## RECORDS FOR THIS EXERCISE:

------------------------

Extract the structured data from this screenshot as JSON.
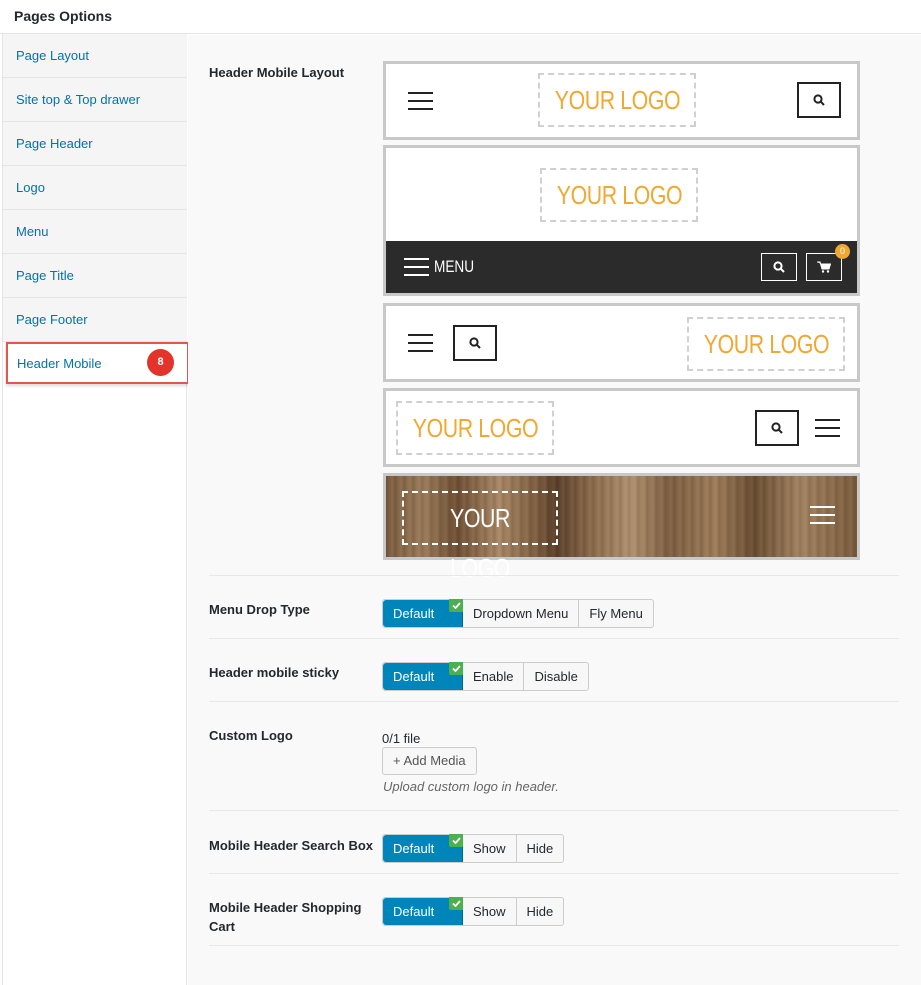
{
  "panel": {
    "title": "Pages Options"
  },
  "sidebar": {
    "items": [
      {
        "label": "Page Layout"
      },
      {
        "label": "Site top & Top drawer"
      },
      {
        "label": "Page Header"
      },
      {
        "label": "Logo"
      },
      {
        "label": "Menu"
      },
      {
        "label": "Page Title"
      },
      {
        "label": "Page Footer"
      },
      {
        "label": "Header Mobile",
        "badge": "8",
        "active": true
      }
    ]
  },
  "header_mobile_layout": {
    "label": "Header Mobile Layout",
    "layouts": [
      {
        "logo_text": "YOUR LOGO"
      },
      {
        "logo_text": "YOUR LOGO",
        "menu_text": "MENU",
        "cart_count": "0"
      },
      {
        "logo_text": "YOUR LOGO"
      },
      {
        "logo_text": "YOUR LOGO"
      },
      {
        "logo_text": "YOUR LOGO"
      }
    ]
  },
  "menu_drop_type": {
    "label": "Menu Drop Type",
    "options": [
      "Default",
      "Dropdown Menu",
      "Fly Menu"
    ],
    "selected": "Default"
  },
  "header_mobile_sticky": {
    "label": "Header mobile sticky",
    "options": [
      "Default",
      "Enable",
      "Disable"
    ],
    "selected": "Default"
  },
  "custom_logo": {
    "label": "Custom Logo",
    "file_count": "0/1 file",
    "add_media_label": "+ Add Media",
    "hint": "Upload custom logo in header."
  },
  "mobile_header_search_box": {
    "label": "Mobile Header Search Box",
    "options": [
      "Default",
      "Show",
      "Hide"
    ],
    "selected": "Default"
  },
  "mobile_header_shopping_cart": {
    "label": "Mobile Header Shopping Cart",
    "options": [
      "Default",
      "Show",
      "Hide"
    ],
    "selected": "Default"
  },
  "colors": {
    "accent": "#0085ba",
    "link": "#0073aa",
    "logo_orange": "#f0a830",
    "badge_red": "#e2342b",
    "check_green": "#4caf50"
  }
}
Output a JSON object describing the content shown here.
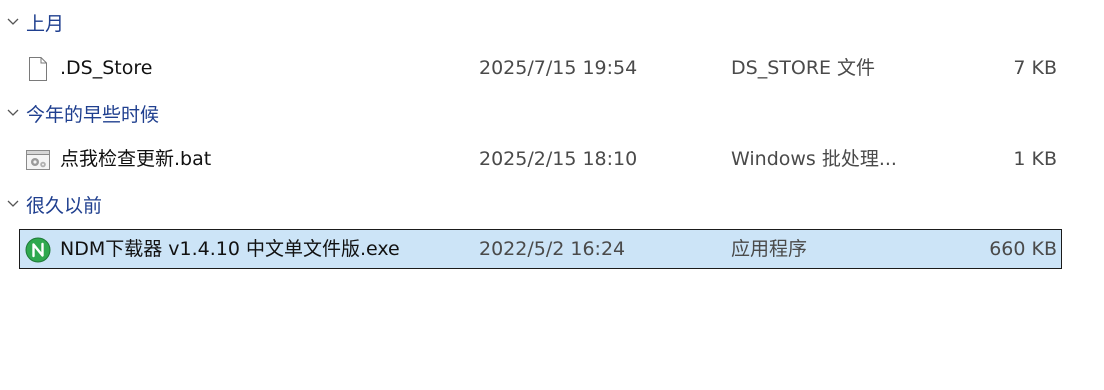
{
  "groups": [
    {
      "label": "上月",
      "files": [
        {
          "name": ".DS_Store",
          "date": "2025/7/15 19:54",
          "type": "DS_STORE 文件",
          "size": "7 KB",
          "icon": "blank-file-icon"
        }
      ]
    },
    {
      "label": "今年的早些时候",
      "files": [
        {
          "name": "点我检查更新.bat",
          "date": "2025/2/15 18:10",
          "type": "Windows 批处理...",
          "size": "1 KB",
          "icon": "batch-file-icon"
        }
      ]
    },
    {
      "label": "很久以前",
      "files": [
        {
          "name": "NDM下载器 v1.4.10 中文单文件版.exe",
          "date": "2022/5/2 16:24",
          "type": "应用程序",
          "size": "660 KB",
          "icon": "ndm-app-icon",
          "selected": true
        }
      ]
    }
  ],
  "colors": {
    "group_label": "#1f3f8f",
    "selection_fill": "#cce4f7",
    "selection_border": "#1b1b1b",
    "app_icon_green": "#2fa84f"
  }
}
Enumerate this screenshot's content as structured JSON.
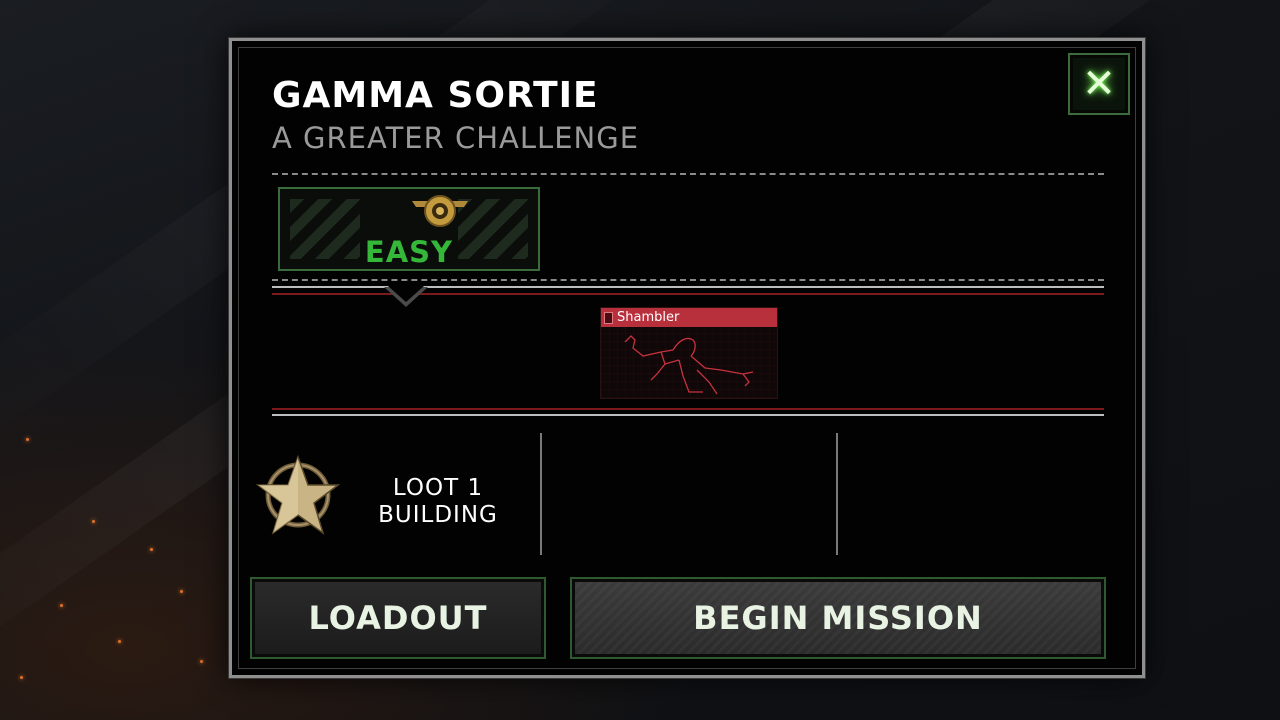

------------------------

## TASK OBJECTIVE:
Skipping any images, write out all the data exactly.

## RESPONSE BELOW:
Extract the structured data from this screenshot as JSON.
{
  "panel": {
    "title": "Pages Options"
  },
  "sidebar": {
    "items": [
      {
        "label": "Page Layout"
      },
      {
        "label": "Site top & Top drawer"
      },
      {
        "label": "Page Header"
      },
      {
        "label": "Logo"
      },
      {
        "label": "Menu"
      },
      {
        "label": "Page Title"
      },
      {
        "label": "Page Footer"
      },
      {
        "label": "Header Mobile",
        "badge": "8",
        "active": true
      }
    ]
  },
  "header_mobile_layout": {
    "label": "Header Mobile Layout",
    "layouts": [
      {
        "logo_text": "YOUR LOGO"
      },
      {
        "logo_text": "YOUR LOGO",
        "menu_text": "MENU",
        "cart_count": "0"
      },
      {
        "logo_text": "YOUR LOGO"
      },
      {
        "logo_text": "YOUR LOGO"
      },
      {
        "logo_text": "YOUR LOGO"
      }
    ]
  },
  "menu_drop_type": {
    "label": "Menu Drop Type",
    "options": [
      "Default",
      "Dropdown Menu",
      "Fly Menu"
    ],
    "selected": "Default"
  },
  "header_mobile_sticky": {
    "label": "Header mobile sticky",
    "options": [
      "Default",
      "Enable",
      "Disable"
    ],
    "selected": "Default"
  },
  "custom_logo": {
    "label": "Custom Logo",
    "file_count": "0/1 file",
    "add_media_label": "+ Add Media",
    "hint": "Upload custom logo in header."
  },
  "mobile_header_search_box": {
    "label": "Mobile Header Search Box",
    "options": [
      "Default",
      "Show",
      "Hide"
    ],
    "selected": "Default"
  },
  "mobile_header_shopping_cart": {
    "label": "Mobile Header Shopping Cart",
    "options": [
      "Default",
      "Show",
      "Hide"
    ],
    "selected": "Default"
  },
  "colors": {
    "accent": "#0085ba",
    "link": "#0073aa",
    "logo_orange": "#f0a830",
    "badge_red": "#e2342b",
    "check_green": "#4caf50"
  }
}
Output a JSON object describing the content shown here.
{
  "groups": [
    {
      "label": "上月",
      "files": [
        {
          "name": ".DS_Store",
          "date": "2025/7/15 19:54",
          "type": "DS_STORE 文件",
          "size": "7 KB",
          "icon": "blank-file-icon"
        }
      ]
    },
    {
      "label": "今年的早些时候",
      "files": [
        {
          "name": "点我检查更新.bat",
          "date": "2025/2/15 18:10",
          "type": "Windows 批处理...",
          "size": "1 KB",
          "icon": "batch-file-icon"
        }
      ]
    },
    {
      "label": "很久以前",
      "files": [
        {
          "name": "NDM下载器 v1.4.10 中文单文件版.exe",
          "date": "2022/5/2 16:24",
          "type": "应用程序",
          "size": "660 KB",
          "icon": "ndm-app-icon",
          "selected": true
        }
      ]
    }
  ],
  "colors": {
    "group_label": "#1f3f8f",
    "selection_fill": "#cce4f7",
    "selection_border": "#1b1b1b",
    "app_icon_green": "#2fa84f"
  }
}
Enumerate this screenshot's content as structured JSON.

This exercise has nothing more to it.